[6] 0-NG-3464, Order to Show Cause (SCO) at 2.

[7] 0-NG-3464 SCO Resp. at 3-5; 0-NG-3465 SCO Resp. at 4-6.

[8] 0-NG-3465, SCO Resp. at 6-8.

[9] Id. at 8-9.

[10] 0-NG-3464, Mot. for Leave at 1; 0-NG-3465, Mot. for Leave at 1.

[11] See 0-NG-3464, Statement at 3-11; 0-NG-3465, Statement at 3-11.

[12] 5 U.S.C. § 7117; 5 C.F.R. § 2424.2; see, e.g., AFGE, Local 1164, 65 FLRA 924, 927 (2011).

[13] 5 C.F.R. § 2424.2(c) (also stating that a “negotiability dispute exists when a[] [union] disagrees with an agency contention that . . . a proposal is outside the duty to bargain”).

[14] 0-NG-3464, SCO Resp. at 2-4; 0-NG-3465, SCO Resp. at 4.

[15] 0-NG-3464, Statement at 3-11; 0-NG-3465, Statement        at 3-11.

[16] See NFFE, Local 1998, IAMAW, 71 FLRA 417, 417-418 (2019) (Member Abbott dissenting in part) (citing AFGE, Local 1164, 49 FLRA 1408, 1411 (1994) (finding a negotiability appeal not appropriate for resolution because the agency did not allege, before the Authority, that the proposal was “inconsistent with law, rule or regulation”)).

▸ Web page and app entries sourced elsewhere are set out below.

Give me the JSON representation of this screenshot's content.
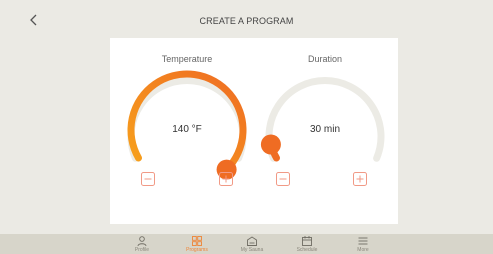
{
  "header": {
    "title": "CREATE A PROGRAM",
    "back_icon": "chevron-left-icon"
  },
  "temperature": {
    "label": "Temperature",
    "value": "140 °F",
    "level": 0.85,
    "decrease_icon": "minus-icon",
    "increase_icon": "plus-icon"
  },
  "duration": {
    "label": "Duration",
    "value": "30 min",
    "level": 0.05,
    "decrease_icon": "minus-icon",
    "increase_icon": "plus-icon"
  },
  "nav": {
    "items": [
      {
        "label": "Profile",
        "icon": "user-icon",
        "active": false
      },
      {
        "label": "Programs",
        "icon": "grid-icon",
        "active": true
      },
      {
        "label": "My Sauna",
        "icon": "sauna-icon",
        "active": false
      },
      {
        "label": "Schedule",
        "icon": "calendar-icon",
        "active": false
      },
      {
        "label": "More",
        "icon": "menu-icon",
        "active": false
      }
    ]
  },
  "colors": {
    "accent": "#ef6c23",
    "gradient_start": "#f7a21c",
    "track": "#ecebe5",
    "control": "#f19a86",
    "background": "#ebeae4",
    "nav_bar": "#d7d5ca"
  }
}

[17] See id. at 418 (citing AFGE, Nat’l Border Patrol Council, 42 FLRA 935, 936-37 (1991) (dismissing petition, without prejudice, where agency had not alleged that                          “any specific proposal” was nonnegotiable and did not argue before the Authority that any proposal was contrary to law, rule, or regulation); AFSCME, Local 3097, 42 FLRA 412, 450 (1991) (finding that the “conditions governing review of negotiability issues ha[d] not been met” where it was unclear whether the agency had made an allegation of nonnegotiability, and it did not argue before the Authority that the proposal was nonnegotiable); Fed. Prof’l Nurses Ass’n, Local 2707, 34 FLRA 71, 71-72 (1989) (dismissing petition, without prejudice, where agency withdrew its allegation of nonnegotiability before the Authority)); see also AFGE, Local 1692, 39 FLRA 572, 574 (1991) (“[W]hatever may have transpired in oral exchanges between the parties . . . is not material to the resolution of a negotiability appeal.”)        (citation omitted).

[18] 5 C.F.R. § 2424.30(a) (the Authority will dismiss a negotiability appeal without prejudice where the union has filed “a grievance alleging an unfair labor practice under the parties’ negotiated grievance procedure, and the . . . grievance concerns issues directly related” to a negotiability appeal); see NTEU, 62 FLRA 267, 268 (2007). 

1 5 U.S.C. § 7101 (a)(1)(C).

2 Id. § 7105(a)(1).